“Male attitudes towards the role of women in the workplace and at home, and of their participation in public life, were stereotypically sexist in the study of views in Egypt, Lebanon, Morocco and Palestine,” writes the UK Guardian in summarizing the report.
Egypt scored the lowest on the report’s “Gender Equitable Men” scale and is the source of the most striking headlines. For example, CNS News reports that “70 percent of Egyptian men approve of female genital mutilation.” For that matter, 56 percent of Egyptian women also voiced approval for the hideous procedure, which is illegal but not unheard-of, in much of the world.
Egyptian men also supplied 90 percent agreement with the statement that “a man should have the final word about decisions in the home,” and 58.5 percent of Egyptian women agreed. Only 31 percent of Egyptian men thought married women have the same rights to work outside their homes as men. 93 percent of men thought a husband should “know where his wife is at all times.” 96 percent thought a wife should agree to sex whenever her husband desires it.
53.4 percent said “there are times when a woman deserves to be beaten.” 90 percent agreed that “a woman should tolerate violence to keep the family together.” Roughly 45 percent of Egyptian men said they had been violent to their wives.
Only 25.7 percent of male Egyptian respondents said that women should “have the same freedom to access sites on the Internet as men.”
Egyptian women were significantly more supportive of women’s rights on most of these questions, although one point of agreement concerned women at work. While women were over twice as likely as men to say that women should have the right to work, they largely agreed that it was more important for men to work when jobs were scarce and that marriage was more important for women than a career.
Inability to find work was a major source of shame, anxiety, and depression for men.
The survey noted that younger men and women, especially younger women, were more likely to support gender equality. Of the regions surveyed, Egypt scored lowest on the Gender Equitable Men scale, while Lebanon scored the highest.
Morocco produced some alarming results about sexual harassment, with over half of men saying they have sexually harassed a woman, and over 60 percent of women reporting they have been harassed. A higher percentage of female Moroccans (78 percent) agreed that provocatively dressed women deserve harassment than men (72 percent).
The survey, which was conducted by UN Women and a non-profit organization called Promundo, involved 10,000 respondents in Egypt, Lebanon, Morocco, and the Palestinian territories.

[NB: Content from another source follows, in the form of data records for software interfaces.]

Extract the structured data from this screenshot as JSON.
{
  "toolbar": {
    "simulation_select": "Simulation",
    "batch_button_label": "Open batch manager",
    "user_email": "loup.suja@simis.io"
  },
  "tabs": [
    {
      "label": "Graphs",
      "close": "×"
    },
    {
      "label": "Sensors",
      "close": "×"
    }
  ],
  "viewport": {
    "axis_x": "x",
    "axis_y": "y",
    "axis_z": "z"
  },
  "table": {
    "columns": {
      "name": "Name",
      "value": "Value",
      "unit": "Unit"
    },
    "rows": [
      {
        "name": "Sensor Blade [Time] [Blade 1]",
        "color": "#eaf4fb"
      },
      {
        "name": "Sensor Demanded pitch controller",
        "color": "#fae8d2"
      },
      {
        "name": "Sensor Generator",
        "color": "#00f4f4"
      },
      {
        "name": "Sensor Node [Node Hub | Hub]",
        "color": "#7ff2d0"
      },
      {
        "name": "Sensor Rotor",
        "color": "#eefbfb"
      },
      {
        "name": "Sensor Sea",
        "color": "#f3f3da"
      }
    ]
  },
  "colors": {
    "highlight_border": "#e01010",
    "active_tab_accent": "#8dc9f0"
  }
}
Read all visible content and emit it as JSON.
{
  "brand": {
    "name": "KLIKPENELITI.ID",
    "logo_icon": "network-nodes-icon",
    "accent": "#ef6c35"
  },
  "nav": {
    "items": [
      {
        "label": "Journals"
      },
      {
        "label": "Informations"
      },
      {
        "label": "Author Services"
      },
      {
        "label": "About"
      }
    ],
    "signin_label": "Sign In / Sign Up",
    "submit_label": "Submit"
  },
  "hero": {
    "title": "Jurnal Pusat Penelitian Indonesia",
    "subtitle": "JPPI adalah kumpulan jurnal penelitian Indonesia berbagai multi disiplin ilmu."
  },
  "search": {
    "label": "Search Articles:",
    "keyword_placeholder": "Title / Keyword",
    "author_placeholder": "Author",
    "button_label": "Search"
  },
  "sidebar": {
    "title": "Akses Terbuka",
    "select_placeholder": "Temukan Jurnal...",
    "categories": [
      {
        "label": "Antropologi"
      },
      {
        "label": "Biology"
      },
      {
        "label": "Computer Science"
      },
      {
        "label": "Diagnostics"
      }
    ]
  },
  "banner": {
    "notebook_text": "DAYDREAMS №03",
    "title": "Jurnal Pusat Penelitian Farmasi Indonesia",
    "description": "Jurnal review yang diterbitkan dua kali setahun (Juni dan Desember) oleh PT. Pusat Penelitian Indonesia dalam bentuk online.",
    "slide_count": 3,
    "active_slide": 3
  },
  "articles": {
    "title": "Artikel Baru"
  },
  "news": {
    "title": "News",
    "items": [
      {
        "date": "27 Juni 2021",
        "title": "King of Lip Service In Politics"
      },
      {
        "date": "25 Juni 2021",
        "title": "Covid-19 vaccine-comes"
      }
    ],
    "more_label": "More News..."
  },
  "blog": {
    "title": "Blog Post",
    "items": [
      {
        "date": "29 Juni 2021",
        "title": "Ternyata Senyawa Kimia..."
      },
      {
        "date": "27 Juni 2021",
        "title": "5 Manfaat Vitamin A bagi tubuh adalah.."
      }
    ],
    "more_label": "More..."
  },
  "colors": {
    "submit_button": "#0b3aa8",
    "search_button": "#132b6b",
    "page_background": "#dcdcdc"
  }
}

Mohammad Naciri, regional director of Arab States UN Women, looked for optimistic signs in the report. “Amidst the stories of men’s violence against women, we found stories of men’s caregiving in the home. For every story of a man who compelled his daughter to marry against her will, there were stories of men who empowered their daughters,” he said.
“The patriarchy works for the very small minority who are on the top of that pyramid,” lead researcher Shereen El Feki told the BBC. “For the rest down below, lots of women, but also from the results of the survey, many, many men, life is very tough.”
Promundo CEO Gary Barker told Reuters that “everywhere else we have done these research… young men typically have more progressive views that their fathers and the older generation. That was not so here.”
In other news: